Nothing tends more to promote health of body and of soul than does a spirit of gratitude and praise. It is a positive duty to resist melancholy, discontented thoughts and feelings, – as much a duty as it is to pray. If we are heaven-bound, how can we go as a band of mourners, groaning and complaining all along the way to the Father’s house?
“Let the peace of God rule in your hearts;…and be ye thankful.” (Colossians 3:15).
When some one asks how you are feeling, do not try to think of something mournful to tell in order to gain sympathy. Do not talk of your lack of faith and your sorrows and sufferings. The tempter delights to hear such words. When talking on gloomy subjects, you are glorifying him. We are not to dwell on the great power of Satan to overcome us. Often we give ourselves into his hands by talking of his power. Let us talk instead of the great power of God to bind up all our interests with His own. Tell of the matchless power of Christ, and speak of His glory. All heaven is interested in our salvation. The angels of God, thousands upon thousands, and ten thousands times ten thousand, are commissioned to minister to those who shall be heirs of salvation. (Hebrews 1:14). They guard us against evil, and press back the powers of darkness that are seeking our destruction. Have we not reason to be thankful every moment, thankful even when there are apparent difficulties in our pathway?
“Give thanks unto the Lord, for He is good: For His mercy endureth forever.
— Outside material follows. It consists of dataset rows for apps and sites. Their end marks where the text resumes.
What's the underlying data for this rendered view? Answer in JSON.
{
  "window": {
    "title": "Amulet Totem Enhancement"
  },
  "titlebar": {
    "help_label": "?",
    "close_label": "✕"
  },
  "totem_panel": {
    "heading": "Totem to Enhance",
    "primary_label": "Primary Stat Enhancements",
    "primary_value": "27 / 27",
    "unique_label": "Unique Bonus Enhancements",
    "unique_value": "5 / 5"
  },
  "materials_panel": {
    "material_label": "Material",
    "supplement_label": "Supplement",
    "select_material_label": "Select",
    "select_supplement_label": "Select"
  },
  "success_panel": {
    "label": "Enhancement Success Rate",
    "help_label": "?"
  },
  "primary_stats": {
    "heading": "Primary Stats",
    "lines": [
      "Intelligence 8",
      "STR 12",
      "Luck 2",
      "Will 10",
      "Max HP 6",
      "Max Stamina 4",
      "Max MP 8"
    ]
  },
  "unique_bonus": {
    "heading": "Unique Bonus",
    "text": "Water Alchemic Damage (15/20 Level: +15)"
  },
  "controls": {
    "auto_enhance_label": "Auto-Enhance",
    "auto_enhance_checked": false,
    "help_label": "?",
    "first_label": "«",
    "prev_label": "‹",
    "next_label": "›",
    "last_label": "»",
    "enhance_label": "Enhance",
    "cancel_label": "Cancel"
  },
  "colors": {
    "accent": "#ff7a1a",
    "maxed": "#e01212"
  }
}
Let the redeemed of the Lord say so, Whom He hath redeemed from the hand of the enemy.” (Psalms 107:1,2).
“And every man that striveth for the mastery is temperate in all things. Now they do it to obtain a corruptible crown; But we an incorruptible. I therefore so run, Not as uncertainly; so fight I, not as one that beateth the air. But I keep under my body, and bring it into subjection: Lest that by any means, when I have preached to others, I myself should be a castaway.” (1 Corinthians 9:25-27).
We need to learn that indulged appetite is the greatest hindrance to mental improvement and soul sanctification.